:: Instructions to follow ::
Produce an exact copy of all the data below, dropping every image.

:: Entries provided ::
▼▼▼
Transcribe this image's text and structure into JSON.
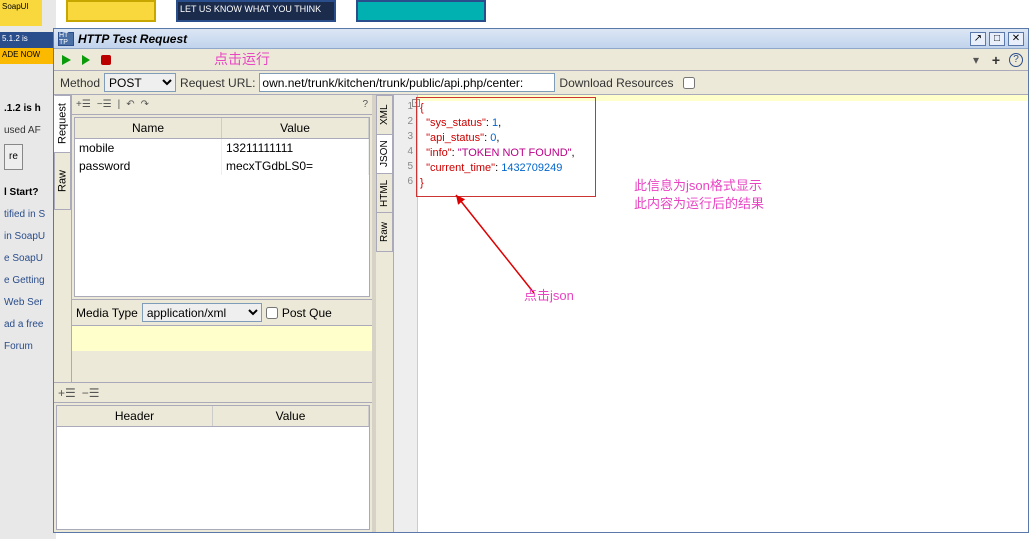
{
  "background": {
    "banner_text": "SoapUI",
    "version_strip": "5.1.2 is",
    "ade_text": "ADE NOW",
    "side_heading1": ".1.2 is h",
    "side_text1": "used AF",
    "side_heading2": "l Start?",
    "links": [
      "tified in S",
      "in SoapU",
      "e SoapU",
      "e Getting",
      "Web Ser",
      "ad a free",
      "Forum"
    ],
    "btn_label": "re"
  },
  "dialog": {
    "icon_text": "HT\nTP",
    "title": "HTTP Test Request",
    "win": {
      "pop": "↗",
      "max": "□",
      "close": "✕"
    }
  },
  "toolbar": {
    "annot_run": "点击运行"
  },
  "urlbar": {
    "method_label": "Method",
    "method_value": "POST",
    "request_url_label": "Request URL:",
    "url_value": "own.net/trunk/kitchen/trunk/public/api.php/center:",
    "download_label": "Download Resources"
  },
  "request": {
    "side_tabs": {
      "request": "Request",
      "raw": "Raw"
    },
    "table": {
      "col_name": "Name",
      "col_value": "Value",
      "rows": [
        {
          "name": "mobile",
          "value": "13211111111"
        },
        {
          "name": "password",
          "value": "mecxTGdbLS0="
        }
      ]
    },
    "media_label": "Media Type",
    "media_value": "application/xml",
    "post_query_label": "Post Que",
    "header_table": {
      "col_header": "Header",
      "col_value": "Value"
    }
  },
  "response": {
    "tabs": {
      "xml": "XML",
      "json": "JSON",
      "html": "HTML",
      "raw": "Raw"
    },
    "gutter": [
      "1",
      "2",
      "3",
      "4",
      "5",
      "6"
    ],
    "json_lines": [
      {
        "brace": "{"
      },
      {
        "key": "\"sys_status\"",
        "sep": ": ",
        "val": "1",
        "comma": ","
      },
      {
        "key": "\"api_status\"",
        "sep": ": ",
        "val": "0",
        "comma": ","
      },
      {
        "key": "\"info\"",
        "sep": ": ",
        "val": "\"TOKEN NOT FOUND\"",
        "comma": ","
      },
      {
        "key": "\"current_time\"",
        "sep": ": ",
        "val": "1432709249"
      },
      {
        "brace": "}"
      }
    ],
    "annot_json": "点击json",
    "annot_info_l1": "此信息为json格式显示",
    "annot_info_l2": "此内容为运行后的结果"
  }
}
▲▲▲
:: Solution to the exercise ::
Transcribe this image's text and structure into JSON.
{
  "background": {
    "banner_text": "SoapUI",
    "version_strip": "5.1.2 is",
    "ade_text": "ADE NOW",
    "side_heading1": ".1.2 is h",
    "side_text1": "used AF",
    "side_heading2": "l Start?",
    "links": [
      "tified in S",
      "in SoapU",
      "e SoapU",
      "e Getting",
      "Web Ser",
      "ad a free",
      "Forum"
    ],
    "btn_label": "re"
  },
  "dialog": {
    "icon_text": "HT\nTP",
    "title": "HTTP Test Request",
    "win": {
      "pop": "↗",
      "max": "□",
      "close": "✕"
    }
  },
  "toolbar": {
    "annot_run": "点击运行"
  },
  "urlbar": {
    "method_label": "Method",
    "method_value": "POST",
    "request_url_label": "Request URL:",
    "url_value": "own.net/trunk/kitchen/trunk/public/api.php/center:",
    "download_label": "Download Resources"
  },
  "request": {
    "side_tabs": {
      "request": "Request",
      "raw": "Raw"
    },
    "table": {
      "col_name": "Name",
      "col_value": "Value",
      "rows": [
        {
          "name": "mobile",
          "value": "13211111111"
        },
        {
          "name": "password",
          "value": "mecxTGdbLS0="
        }
      ]
    },
    "media_label": "Media Type",
    "media_value": "application/xml",
    "post_query_label": "Post Que",
    "header_table": {
      "col_header": "Header",
      "col_value": "Value"
    }
  },
  "response": {
    "tabs": {
      "xml": "XML",
      "json": "JSON",
      "html": "HTML",
      "raw": "Raw"
    },
    "gutter": [
      "1",
      "2",
      "3",
      "4",
      "5",
      "6"
    ],
    "json_lines": [
      {
        "brace": "{"
      },
      {
        "key": "\"sys_status\"",
        "sep": ": ",
        "val": "1",
        "comma": ","
      },
      {
        "key": "\"api_status\"",
        "sep": ": ",
        "val": "0",
        "comma": ","
      },
      {
        "key": "\"info\"",
        "sep": ": ",
        "val": "\"TOKEN NOT FOUND\"",
        "comma": ","
      },
      {
        "key": "\"current_time\"",
        "sep": ": ",
        "val": "1432709249"
      },
      {
        "brace": "}"
      }
    ],
    "annot_json": "点击json",
    "annot_info_l1": "此信息为json格式显示",
    "annot_info_l2": "此内容为运行后的结果"
  }
}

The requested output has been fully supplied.